    Voordouw, G
    Professor of biochemistry, The University of Calgary, Calgary, Alberta

    Jack, TR
    Research supervisor, Nova Husky Research Corporation, Calgary, Alberta

    Foght, JM
    Research associate, professor, and professor emeritus, University of Alberta, Edmonton, Alberta

    Fedorak, PM
    Research associate, professor, and professor emeritus, University of Alberta, Edmonton, Alberta

    Westlake, DWS
    Research associate, professor, and professor emeritus, University of Alberta, Edmonton, Alberta

    Pages: 12    Published: Jan 1994


    Abstract

    Reverse sample genome probing (RSGP) has been used for the analysis of sulfate-reducing bacteria (SRB) in samples obtained from heavy oil operations in the Wain-wright/Wildmere fields in Western Canada. These reservoirs are shallow (600 m), roughly 25°C, and host a 6% brine. Master filters containing up to 35 independently hybridizing SRB standards were used for analysis of DNA prepared from the samples. The standards represented the diversity of SRB that is now recognized, for example, SRB using lactate, ethanol, benzoate, propionate, decanoate, or acetate as their carbon and energy source. These had previously been isolated from Alberta oil and gas field environments either by single colony purification or by liquid culture enrichment. Twenty four sites were analyzed by RSGP following liquid culture enrichment of SRB on media with one of these six carbon sources. Combination of the results of this method for all enrichments indicated on average the presence of six different SRB at each site. No significant differences were observed in the types of SRB cultured from the two fields. Also, the same SRB standards were recovered by growth of either sessile or planktonic samples. Some oil field production waters were analyzed by direct extraction of DNA from the bacterial population and RSGP analysis. This indicated that the natural population is dominated by lactate- and benzoate-utilizers.
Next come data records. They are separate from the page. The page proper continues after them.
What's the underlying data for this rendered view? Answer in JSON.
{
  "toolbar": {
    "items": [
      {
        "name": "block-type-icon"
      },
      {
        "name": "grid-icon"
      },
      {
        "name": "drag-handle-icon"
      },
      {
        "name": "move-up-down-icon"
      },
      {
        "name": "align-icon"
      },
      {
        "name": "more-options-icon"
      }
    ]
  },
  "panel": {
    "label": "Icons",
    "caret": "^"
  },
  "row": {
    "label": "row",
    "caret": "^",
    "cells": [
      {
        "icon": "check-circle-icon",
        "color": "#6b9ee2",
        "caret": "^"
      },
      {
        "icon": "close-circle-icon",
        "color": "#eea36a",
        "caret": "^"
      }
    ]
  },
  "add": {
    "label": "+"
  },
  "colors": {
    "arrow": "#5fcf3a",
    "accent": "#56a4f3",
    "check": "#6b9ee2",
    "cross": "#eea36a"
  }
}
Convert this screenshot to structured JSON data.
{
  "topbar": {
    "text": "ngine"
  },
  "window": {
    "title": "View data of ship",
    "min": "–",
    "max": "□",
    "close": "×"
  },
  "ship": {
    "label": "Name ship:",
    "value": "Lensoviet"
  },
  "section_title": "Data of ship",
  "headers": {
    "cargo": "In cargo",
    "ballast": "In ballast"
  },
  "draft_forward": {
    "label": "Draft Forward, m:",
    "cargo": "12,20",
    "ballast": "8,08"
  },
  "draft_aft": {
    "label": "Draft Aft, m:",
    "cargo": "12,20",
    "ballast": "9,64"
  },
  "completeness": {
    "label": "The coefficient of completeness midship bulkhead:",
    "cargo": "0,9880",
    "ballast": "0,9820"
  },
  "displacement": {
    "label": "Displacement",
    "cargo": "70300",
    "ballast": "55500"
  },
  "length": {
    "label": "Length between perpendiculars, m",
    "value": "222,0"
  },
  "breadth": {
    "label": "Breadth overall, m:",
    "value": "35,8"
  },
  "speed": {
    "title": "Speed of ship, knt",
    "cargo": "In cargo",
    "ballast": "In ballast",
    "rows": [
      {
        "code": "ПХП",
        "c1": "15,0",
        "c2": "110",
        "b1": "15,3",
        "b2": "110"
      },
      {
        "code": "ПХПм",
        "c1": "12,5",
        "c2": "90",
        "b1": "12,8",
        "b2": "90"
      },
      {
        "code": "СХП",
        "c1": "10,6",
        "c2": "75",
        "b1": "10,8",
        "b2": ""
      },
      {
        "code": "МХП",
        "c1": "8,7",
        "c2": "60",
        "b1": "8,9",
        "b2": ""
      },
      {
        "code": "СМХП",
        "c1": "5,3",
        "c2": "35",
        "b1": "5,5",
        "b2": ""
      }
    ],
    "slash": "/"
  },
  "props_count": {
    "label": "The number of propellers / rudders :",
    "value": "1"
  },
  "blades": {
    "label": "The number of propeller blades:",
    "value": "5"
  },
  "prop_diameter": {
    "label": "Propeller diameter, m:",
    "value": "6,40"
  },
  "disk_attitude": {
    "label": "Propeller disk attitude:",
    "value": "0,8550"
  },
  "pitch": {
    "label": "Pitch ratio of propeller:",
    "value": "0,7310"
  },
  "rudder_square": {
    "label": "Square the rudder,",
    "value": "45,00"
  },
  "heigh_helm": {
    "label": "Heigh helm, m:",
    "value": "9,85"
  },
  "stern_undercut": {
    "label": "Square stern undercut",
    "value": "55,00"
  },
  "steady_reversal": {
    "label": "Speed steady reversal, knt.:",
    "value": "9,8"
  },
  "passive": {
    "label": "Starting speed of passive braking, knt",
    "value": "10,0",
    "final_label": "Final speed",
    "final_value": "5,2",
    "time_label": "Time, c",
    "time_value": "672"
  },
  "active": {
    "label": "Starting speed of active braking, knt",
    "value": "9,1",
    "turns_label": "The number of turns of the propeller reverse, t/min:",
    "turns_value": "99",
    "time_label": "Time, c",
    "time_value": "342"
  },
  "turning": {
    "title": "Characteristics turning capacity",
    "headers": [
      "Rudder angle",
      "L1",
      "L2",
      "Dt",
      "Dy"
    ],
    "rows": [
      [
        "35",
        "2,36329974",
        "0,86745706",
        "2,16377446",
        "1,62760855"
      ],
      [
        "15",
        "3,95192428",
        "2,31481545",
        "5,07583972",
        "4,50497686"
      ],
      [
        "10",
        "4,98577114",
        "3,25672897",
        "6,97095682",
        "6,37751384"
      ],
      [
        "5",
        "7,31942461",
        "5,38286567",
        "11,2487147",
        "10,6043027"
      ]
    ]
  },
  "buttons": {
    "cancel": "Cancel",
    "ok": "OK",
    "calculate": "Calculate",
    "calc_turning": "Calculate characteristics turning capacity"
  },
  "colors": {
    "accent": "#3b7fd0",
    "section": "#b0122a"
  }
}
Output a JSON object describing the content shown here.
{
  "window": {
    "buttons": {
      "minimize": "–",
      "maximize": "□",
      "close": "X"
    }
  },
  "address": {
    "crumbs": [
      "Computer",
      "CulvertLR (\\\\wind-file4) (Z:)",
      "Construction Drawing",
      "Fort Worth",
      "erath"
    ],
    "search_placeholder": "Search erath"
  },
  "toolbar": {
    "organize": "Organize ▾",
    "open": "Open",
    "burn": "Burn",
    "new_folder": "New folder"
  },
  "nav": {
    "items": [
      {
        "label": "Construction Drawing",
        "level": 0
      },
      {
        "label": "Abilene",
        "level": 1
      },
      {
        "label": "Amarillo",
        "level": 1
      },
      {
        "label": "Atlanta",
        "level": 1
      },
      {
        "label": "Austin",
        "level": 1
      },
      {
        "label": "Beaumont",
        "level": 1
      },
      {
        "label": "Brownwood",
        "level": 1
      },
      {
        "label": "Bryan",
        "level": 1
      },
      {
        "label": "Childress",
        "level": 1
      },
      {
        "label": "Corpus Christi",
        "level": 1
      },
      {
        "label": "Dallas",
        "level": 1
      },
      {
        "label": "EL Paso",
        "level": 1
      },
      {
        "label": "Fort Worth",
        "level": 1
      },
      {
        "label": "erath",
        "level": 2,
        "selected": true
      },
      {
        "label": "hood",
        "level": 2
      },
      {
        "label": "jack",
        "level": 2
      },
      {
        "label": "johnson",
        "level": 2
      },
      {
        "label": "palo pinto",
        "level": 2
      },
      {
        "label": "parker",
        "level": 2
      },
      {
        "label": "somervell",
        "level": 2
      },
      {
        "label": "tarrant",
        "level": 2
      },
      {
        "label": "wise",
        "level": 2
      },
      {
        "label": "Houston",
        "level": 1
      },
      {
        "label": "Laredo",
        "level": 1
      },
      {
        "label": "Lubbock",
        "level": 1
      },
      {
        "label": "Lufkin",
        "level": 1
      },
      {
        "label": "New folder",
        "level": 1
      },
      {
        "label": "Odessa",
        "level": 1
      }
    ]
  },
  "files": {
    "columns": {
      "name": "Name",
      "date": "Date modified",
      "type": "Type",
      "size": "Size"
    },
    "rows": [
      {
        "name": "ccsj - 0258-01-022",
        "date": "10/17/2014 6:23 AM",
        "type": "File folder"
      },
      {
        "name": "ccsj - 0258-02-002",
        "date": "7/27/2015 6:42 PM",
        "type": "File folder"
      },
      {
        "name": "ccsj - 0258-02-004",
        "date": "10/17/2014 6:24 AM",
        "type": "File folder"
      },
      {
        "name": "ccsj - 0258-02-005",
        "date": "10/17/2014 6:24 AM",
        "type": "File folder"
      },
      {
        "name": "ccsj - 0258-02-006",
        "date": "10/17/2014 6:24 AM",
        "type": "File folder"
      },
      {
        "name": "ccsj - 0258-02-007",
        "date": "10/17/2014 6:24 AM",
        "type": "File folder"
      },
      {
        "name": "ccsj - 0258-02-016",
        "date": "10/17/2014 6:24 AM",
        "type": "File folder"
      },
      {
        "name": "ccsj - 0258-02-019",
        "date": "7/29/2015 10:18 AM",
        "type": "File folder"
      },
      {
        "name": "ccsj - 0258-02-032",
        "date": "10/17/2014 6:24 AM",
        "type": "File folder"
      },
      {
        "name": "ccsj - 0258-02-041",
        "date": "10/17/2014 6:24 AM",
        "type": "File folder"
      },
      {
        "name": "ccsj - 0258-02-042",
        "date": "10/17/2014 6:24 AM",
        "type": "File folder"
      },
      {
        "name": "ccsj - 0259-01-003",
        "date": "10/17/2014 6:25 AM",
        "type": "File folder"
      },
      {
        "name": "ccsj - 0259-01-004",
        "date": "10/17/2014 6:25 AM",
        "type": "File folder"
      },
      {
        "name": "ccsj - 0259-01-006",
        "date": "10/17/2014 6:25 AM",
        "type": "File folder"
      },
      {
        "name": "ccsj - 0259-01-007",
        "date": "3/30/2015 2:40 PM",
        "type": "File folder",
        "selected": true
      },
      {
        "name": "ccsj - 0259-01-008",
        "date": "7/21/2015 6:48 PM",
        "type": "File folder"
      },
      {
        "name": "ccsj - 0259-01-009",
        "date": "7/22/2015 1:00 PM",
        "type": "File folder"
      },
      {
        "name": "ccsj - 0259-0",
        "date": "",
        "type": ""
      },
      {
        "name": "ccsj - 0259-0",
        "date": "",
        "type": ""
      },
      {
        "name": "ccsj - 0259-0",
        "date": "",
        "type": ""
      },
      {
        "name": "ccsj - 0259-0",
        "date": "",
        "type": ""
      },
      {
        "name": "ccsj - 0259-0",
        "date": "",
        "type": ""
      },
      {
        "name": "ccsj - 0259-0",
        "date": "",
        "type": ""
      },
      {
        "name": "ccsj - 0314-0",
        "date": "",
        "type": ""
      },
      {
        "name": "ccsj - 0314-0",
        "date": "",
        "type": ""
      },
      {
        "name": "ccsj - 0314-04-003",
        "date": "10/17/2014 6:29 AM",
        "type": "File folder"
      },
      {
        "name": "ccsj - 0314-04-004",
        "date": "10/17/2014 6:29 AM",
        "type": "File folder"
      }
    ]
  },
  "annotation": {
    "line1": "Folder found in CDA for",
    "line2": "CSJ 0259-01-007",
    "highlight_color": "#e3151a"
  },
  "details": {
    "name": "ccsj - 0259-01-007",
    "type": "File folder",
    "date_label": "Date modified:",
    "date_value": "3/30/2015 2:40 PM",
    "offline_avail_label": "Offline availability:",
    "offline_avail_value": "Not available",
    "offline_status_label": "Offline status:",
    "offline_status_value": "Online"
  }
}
Oil fields therefore harbor a variety of SRB. Biocide treatment schemes should ideally take into account this variety and be based on identification of the SRB involved, their known effects on field operations, and their documented biocide sensitivity. In this scheme, RSGP can help in the rapid identification of SRB and others, for example, acid-producing bacteria associated with corrosion.

    Keywords:

    sulfate-reducing bacteria, corrosion, DNA probe, hydrogenase, oil and gas industry, microbial identification techniques


    Paper ID: STP12935S

    Committee/Subcommittee: G01.09

    DOI: 10.1520/STP12935S


    CrossRef ASTM International is a member of CrossRef.